*** Begin section ***
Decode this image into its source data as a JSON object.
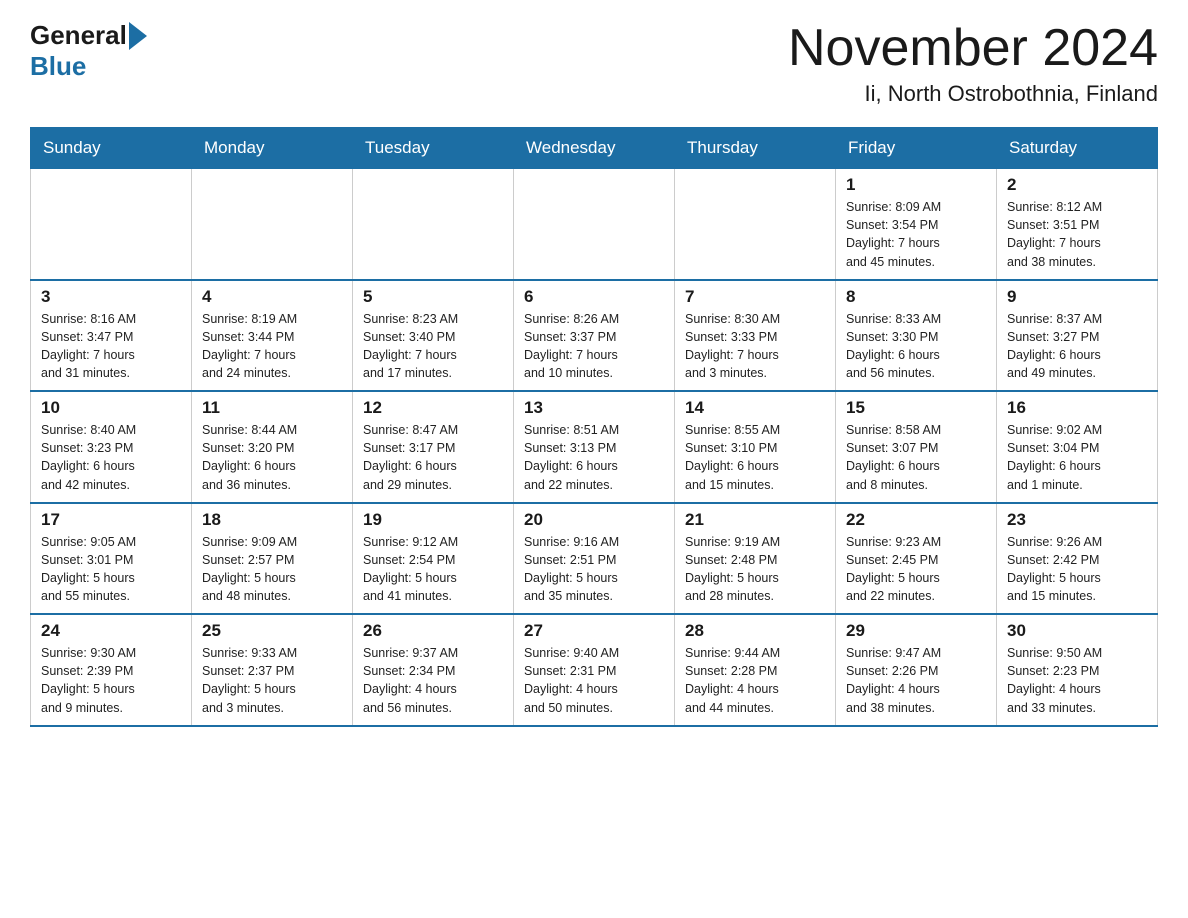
{
  "header": {
    "logo_general": "General",
    "logo_blue": "Blue",
    "title": "November 2024",
    "subtitle": "Ii, North Ostrobothnia, Finland"
  },
  "weekdays": [
    "Sunday",
    "Monday",
    "Tuesday",
    "Wednesday",
    "Thursday",
    "Friday",
    "Saturday"
  ],
  "weeks": [
    [
      {
        "day": "",
        "info": ""
      },
      {
        "day": "",
        "info": ""
      },
      {
        "day": "",
        "info": ""
      },
      {
        "day": "",
        "info": ""
      },
      {
        "day": "",
        "info": ""
      },
      {
        "day": "1",
        "info": "Sunrise: 8:09 AM\nSunset: 3:54 PM\nDaylight: 7 hours\nand 45 minutes."
      },
      {
        "day": "2",
        "info": "Sunrise: 8:12 AM\nSunset: 3:51 PM\nDaylight: 7 hours\nand 38 minutes."
      }
    ],
    [
      {
        "day": "3",
        "info": "Sunrise: 8:16 AM\nSunset: 3:47 PM\nDaylight: 7 hours\nand 31 minutes."
      },
      {
        "day": "4",
        "info": "Sunrise: 8:19 AM\nSunset: 3:44 PM\nDaylight: 7 hours\nand 24 minutes."
      },
      {
        "day": "5",
        "info": "Sunrise: 8:23 AM\nSunset: 3:40 PM\nDaylight: 7 hours\nand 17 minutes."
      },
      {
        "day": "6",
        "info": "Sunrise: 8:26 AM\nSunset: 3:37 PM\nDaylight: 7 hours\nand 10 minutes."
      },
      {
        "day": "7",
        "info": "Sunrise: 8:30 AM\nSunset: 3:33 PM\nDaylight: 7 hours\nand 3 minutes."
      },
      {
        "day": "8",
        "info": "Sunrise: 8:33 AM\nSunset: 3:30 PM\nDaylight: 6 hours\nand 56 minutes."
      },
      {
        "day": "9",
        "info": "Sunrise: 8:37 AM\nSunset: 3:27 PM\nDaylight: 6 hours\nand 49 minutes."
      }
    ],
    [
      {
        "day": "10",
        "info": "Sunrise: 8:40 AM\nSunset: 3:23 PM\nDaylight: 6 hours\nand 42 minutes."
      },
      {
        "day": "11",
        "info": "Sunrise: 8:44 AM\nSunset: 3:20 PM\nDaylight: 6 hours\nand 36 minutes."
      },
      {
        "day": "12",
        "info": "Sunrise: 8:47 AM\nSunset: 3:17 PM\nDaylight: 6 hours\nand 29 minutes."
      },
      {
        "day": "13",
        "info": "Sunrise: 8:51 AM\nSunset: 3:13 PM\nDaylight: 6 hours\nand 22 minutes."
      },
      {
        "day": "14",
        "info": "Sunrise: 8:55 AM\nSunset: 3:10 PM\nDaylight: 6 hours\nand 15 minutes."
      },
      {
        "day": "15",
        "info": "Sunrise: 8:58 AM\nSunset: 3:07 PM\nDaylight: 6 hours\nand 8 minutes."
      },
      {
        "day": "16",
        "info": "Sunrise: 9:02 AM\nSunset: 3:04 PM\nDaylight: 6 hours\nand 1 minute."
      }
    ],
    [
      {
        "day": "17",
        "info": "Sunrise: 9:05 AM\nSunset: 3:01 PM\nDaylight: 5 hours\nand 55 minutes."
      },
      {
        "day": "18",
        "info": "Sunrise: 9:09 AM\nSunset: 2:57 PM\nDaylight: 5 hours\nand 48 minutes."
      },
      {
        "day": "19",
        "info": "Sunrise: 9:12 AM\nSunset: 2:54 PM\nDaylight: 5 hours\nand 41 minutes."
      },
      {
        "day": "20",
        "info": "Sunrise: 9:16 AM\nSunset: 2:51 PM\nDaylight: 5 hours\nand 35 minutes."
      },
      {
        "day": "21",
        "info": "Sunrise: 9:19 AM\nSunset: 2:48 PM\nDaylight: 5 hours\nand 28 minutes."
      },
      {
        "day": "22",
        "info": "Sunrise: 9:23 AM\nSunset: 2:45 PM\nDaylight: 5 hours\nand 22 minutes."
      },
      {
        "day": "23",
        "info": "Sunrise: 9:26 AM\nSunset: 2:42 PM\nDaylight: 5 hours\nand 15 minutes."
      }
    ],
    [
      {
        "day": "24",
        "info": "Sunrise: 9:30 AM\nSunset: 2:39 PM\nDaylight: 5 hours\nand 9 minutes."
      },
      {
        "day": "25",
        "info": "Sunrise: 9:33 AM\nSunset: 2:37 PM\nDaylight: 5 hours\nand 3 minutes."
      },
      {
        "day": "26",
        "info": "Sunrise: 9:37 AM\nSunset: 2:34 PM\nDaylight: 4 hours\nand 56 minutes."
      },
      {
        "day": "27",
        "info": "Sunrise: 9:40 AM\nSunset: 2:31 PM\nDaylight: 4 hours\nand 50 minutes."
      },
      {
        "day": "28",
        "info": "Sunrise: 9:44 AM\nSunset: 2:28 PM\nDaylight: 4 hours\nand 44 minutes."
      },
      {
        "day": "29",
        "info": "Sunrise: 9:47 AM\nSunset: 2:26 PM\nDaylight: 4 hours\nand 38 minutes."
      },
      {
        "day": "30",
        "info": "Sunrise: 9:50 AM\nSunset: 2:23 PM\nDaylight: 4 hours\nand 33 minutes."
      }
    ]
  ]
}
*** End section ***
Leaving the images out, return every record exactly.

▶ _Worked solution_:
Decode this image into its source data as a JSON object.
{
  "header": {
    "logo_general": "General",
    "logo_blue": "Blue",
    "title": "November 2024",
    "subtitle": "Ii, North Ostrobothnia, Finland"
  },
  "weekdays": [
    "Sunday",
    "Monday",
    "Tuesday",
    "Wednesday",
    "Thursday",
    "Friday",
    "Saturday"
  ],
  "weeks": [
    [
      {
        "day": "",
        "info": ""
      },
      {
        "day": "",
        "info": ""
      },
      {
        "day": "",
        "info": ""
      },
      {
        "day": "",
        "info": ""
      },
      {
        "day": "",
        "info": ""
      },
      {
        "day": "1",
        "info": "Sunrise: 8:09 AM\nSunset: 3:54 PM\nDaylight: 7 hours\nand 45 minutes."
      },
      {
        "day": "2",
        "info": "Sunrise: 8:12 AM\nSunset: 3:51 PM\nDaylight: 7 hours\nand 38 minutes."
      }
    ],
    [
      {
        "day": "3",
        "info": "Sunrise: 8:16 AM\nSunset: 3:47 PM\nDaylight: 7 hours\nand 31 minutes."
      },
      {
        "day": "4",
        "info": "Sunrise: 8:19 AM\nSunset: 3:44 PM\nDaylight: 7 hours\nand 24 minutes."
      },
      {
        "day": "5",
        "info": "Sunrise: 8:23 AM\nSunset: 3:40 PM\nDaylight: 7 hours\nand 17 minutes."
      },
      {
        "day": "6",
        "info": "Sunrise: 8:26 AM\nSunset: 3:37 PM\nDaylight: 7 hours\nand 10 minutes."
      },
      {
        "day": "7",
        "info": "Sunrise: 8:30 AM\nSunset: 3:33 PM\nDaylight: 7 hours\nand 3 minutes."
      },
      {
        "day": "8",
        "info": "Sunrise: 8:33 AM\nSunset: 3:30 PM\nDaylight: 6 hours\nand 56 minutes."
      },
      {
        "day": "9",
        "info": "Sunrise: 8:37 AM\nSunset: 3:27 PM\nDaylight: 6 hours\nand 49 minutes."
      }
    ],
    [
      {
        "day": "10",
        "info": "Sunrise: 8:40 AM\nSunset: 3:23 PM\nDaylight: 6 hours\nand 42 minutes."
      },
      {
        "day": "11",
        "info": "Sunrise: 8:44 AM\nSunset: 3:20 PM\nDaylight: 6 hours\nand 36 minutes."
      },
      {
        "day": "12",
        "info": "Sunrise: 8:47 AM\nSunset: 3:17 PM\nDaylight: 6 hours\nand 29 minutes."
      },
      {
        "day": "13",
        "info": "Sunrise: 8:51 AM\nSunset: 3:13 PM\nDaylight: 6 hours\nand 22 minutes."
      },
      {
        "day": "14",
        "info": "Sunrise: 8:55 AM\nSunset: 3:10 PM\nDaylight: 6 hours\nand 15 minutes."
      },
      {
        "day": "15",
        "info": "Sunrise: 8:58 AM\nSunset: 3:07 PM\nDaylight: 6 hours\nand 8 minutes."
      },
      {
        "day": "16",
        "info": "Sunrise: 9:02 AM\nSunset: 3:04 PM\nDaylight: 6 hours\nand 1 minute."
      }
    ],
    [
      {
        "day": "17",
        "info": "Sunrise: 9:05 AM\nSunset: 3:01 PM\nDaylight: 5 hours\nand 55 minutes."
      },
      {
        "day": "18",
        "info": "Sunrise: 9:09 AM\nSunset: 2:57 PM\nDaylight: 5 hours\nand 48 minutes."
      },
      {
        "day": "19",
        "info": "Sunrise: 9:12 AM\nSunset: 2:54 PM\nDaylight: 5 hours\nand 41 minutes."
      },
      {
        "day": "20",
        "info": "Sunrise: 9:16 AM\nSunset: 2:51 PM\nDaylight: 5 hours\nand 35 minutes."
      },
      {
        "day": "21",
        "info": "Sunrise: 9:19 AM\nSunset: 2:48 PM\nDaylight: 5 hours\nand 28 minutes."
      },
      {
        "day": "22",
        "info": "Sunrise: 9:23 AM\nSunset: 2:45 PM\nDaylight: 5 hours\nand 22 minutes."
      },
      {
        "day": "23",
        "info": "Sunrise: 9:26 AM\nSunset: 2:42 PM\nDaylight: 5 hours\nand 15 minutes."
      }
    ],
    [
      {
        "day": "24",
        "info": "Sunrise: 9:30 AM\nSunset: 2:39 PM\nDaylight: 5 hours\nand 9 minutes."
      },
      {
        "day": "25",
        "info": "Sunrise: 9:33 AM\nSunset: 2:37 PM\nDaylight: 5 hours\nand 3 minutes."
      },
      {
        "day": "26",
        "info": "Sunrise: 9:37 AM\nSunset: 2:34 PM\nDaylight: 4 hours\nand 56 minutes."
      },
      {
        "day": "27",
        "info": "Sunrise: 9:40 AM\nSunset: 2:31 PM\nDaylight: 4 hours\nand 50 minutes."
      },
      {
        "day": "28",
        "info": "Sunrise: 9:44 AM\nSunset: 2:28 PM\nDaylight: 4 hours\nand 44 minutes."
      },
      {
        "day": "29",
        "info": "Sunrise: 9:47 AM\nSunset: 2:26 PM\nDaylight: 4 hours\nand 38 minutes."
      },
      {
        "day": "30",
        "info": "Sunrise: 9:50 AM\nSunset: 2:23 PM\nDaylight: 4 hours\nand 33 minutes."
      }
    ]
  ]
}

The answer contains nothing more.